§ What is expected:
Exactly how many lines in the data below contain the string "JSON"? Give that number and nothing else.

※

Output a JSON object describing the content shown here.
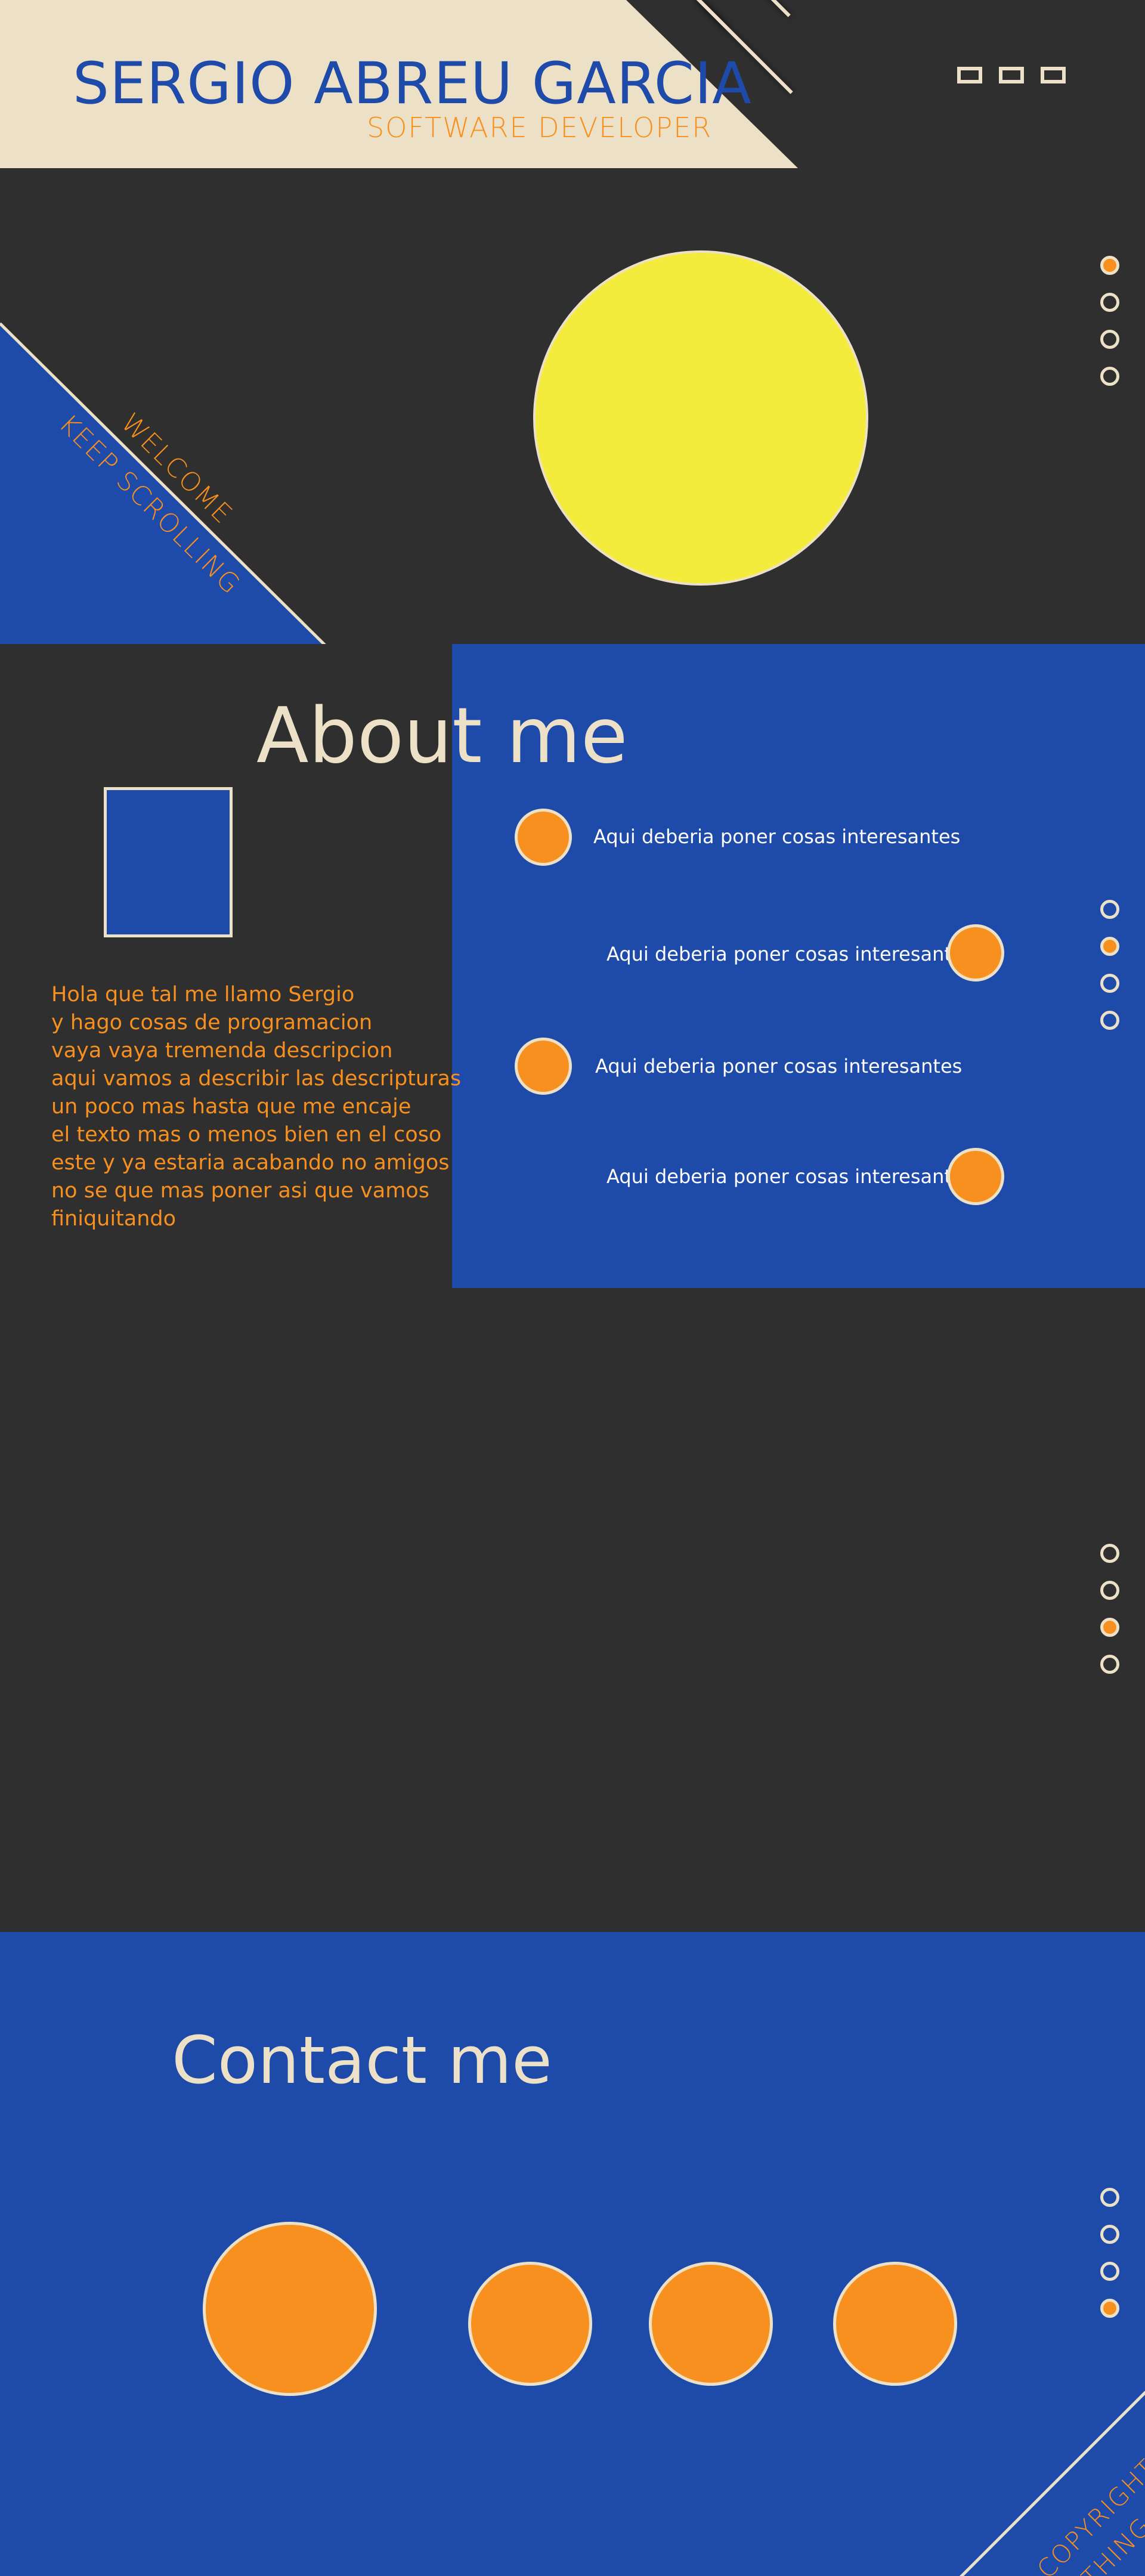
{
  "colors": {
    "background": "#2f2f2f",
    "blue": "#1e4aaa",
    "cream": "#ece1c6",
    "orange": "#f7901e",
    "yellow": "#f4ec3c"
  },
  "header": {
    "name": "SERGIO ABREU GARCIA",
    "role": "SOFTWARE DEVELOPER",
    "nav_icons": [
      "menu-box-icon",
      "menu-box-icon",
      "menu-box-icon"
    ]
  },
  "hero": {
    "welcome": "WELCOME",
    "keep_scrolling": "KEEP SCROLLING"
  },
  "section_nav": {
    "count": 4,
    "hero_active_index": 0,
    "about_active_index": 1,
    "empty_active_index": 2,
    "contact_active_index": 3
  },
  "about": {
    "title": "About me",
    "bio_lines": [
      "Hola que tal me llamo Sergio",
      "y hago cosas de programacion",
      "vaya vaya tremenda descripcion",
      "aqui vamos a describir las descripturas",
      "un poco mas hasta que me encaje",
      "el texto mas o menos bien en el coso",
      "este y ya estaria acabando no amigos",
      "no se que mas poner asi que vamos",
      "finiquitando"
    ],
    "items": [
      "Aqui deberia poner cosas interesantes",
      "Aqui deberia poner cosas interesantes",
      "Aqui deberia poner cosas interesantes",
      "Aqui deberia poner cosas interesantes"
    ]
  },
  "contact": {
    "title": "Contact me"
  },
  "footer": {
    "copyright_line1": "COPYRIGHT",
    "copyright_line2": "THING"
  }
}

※

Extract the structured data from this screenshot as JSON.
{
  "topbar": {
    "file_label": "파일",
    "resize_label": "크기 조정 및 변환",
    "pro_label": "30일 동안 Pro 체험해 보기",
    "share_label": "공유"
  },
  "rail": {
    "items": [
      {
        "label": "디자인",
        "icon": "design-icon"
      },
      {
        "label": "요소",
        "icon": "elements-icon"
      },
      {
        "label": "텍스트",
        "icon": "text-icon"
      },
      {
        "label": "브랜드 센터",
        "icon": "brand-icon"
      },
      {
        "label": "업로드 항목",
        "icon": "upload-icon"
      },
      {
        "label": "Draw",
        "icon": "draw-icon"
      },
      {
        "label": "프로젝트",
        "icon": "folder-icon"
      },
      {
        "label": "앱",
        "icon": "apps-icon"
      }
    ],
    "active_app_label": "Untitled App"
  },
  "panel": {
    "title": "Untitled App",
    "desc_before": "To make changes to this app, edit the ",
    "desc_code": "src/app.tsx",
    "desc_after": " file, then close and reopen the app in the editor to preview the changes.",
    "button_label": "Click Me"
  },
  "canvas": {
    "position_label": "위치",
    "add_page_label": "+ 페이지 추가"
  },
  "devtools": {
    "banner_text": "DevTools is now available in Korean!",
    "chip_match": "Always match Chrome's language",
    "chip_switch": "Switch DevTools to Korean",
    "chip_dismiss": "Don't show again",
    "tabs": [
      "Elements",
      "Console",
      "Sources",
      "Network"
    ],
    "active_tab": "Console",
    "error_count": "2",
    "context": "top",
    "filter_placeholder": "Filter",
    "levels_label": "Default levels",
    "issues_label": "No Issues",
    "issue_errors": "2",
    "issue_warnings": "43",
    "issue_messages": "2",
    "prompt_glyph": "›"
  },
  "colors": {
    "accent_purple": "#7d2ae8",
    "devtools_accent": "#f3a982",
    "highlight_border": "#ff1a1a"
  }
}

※

§ Answer:
2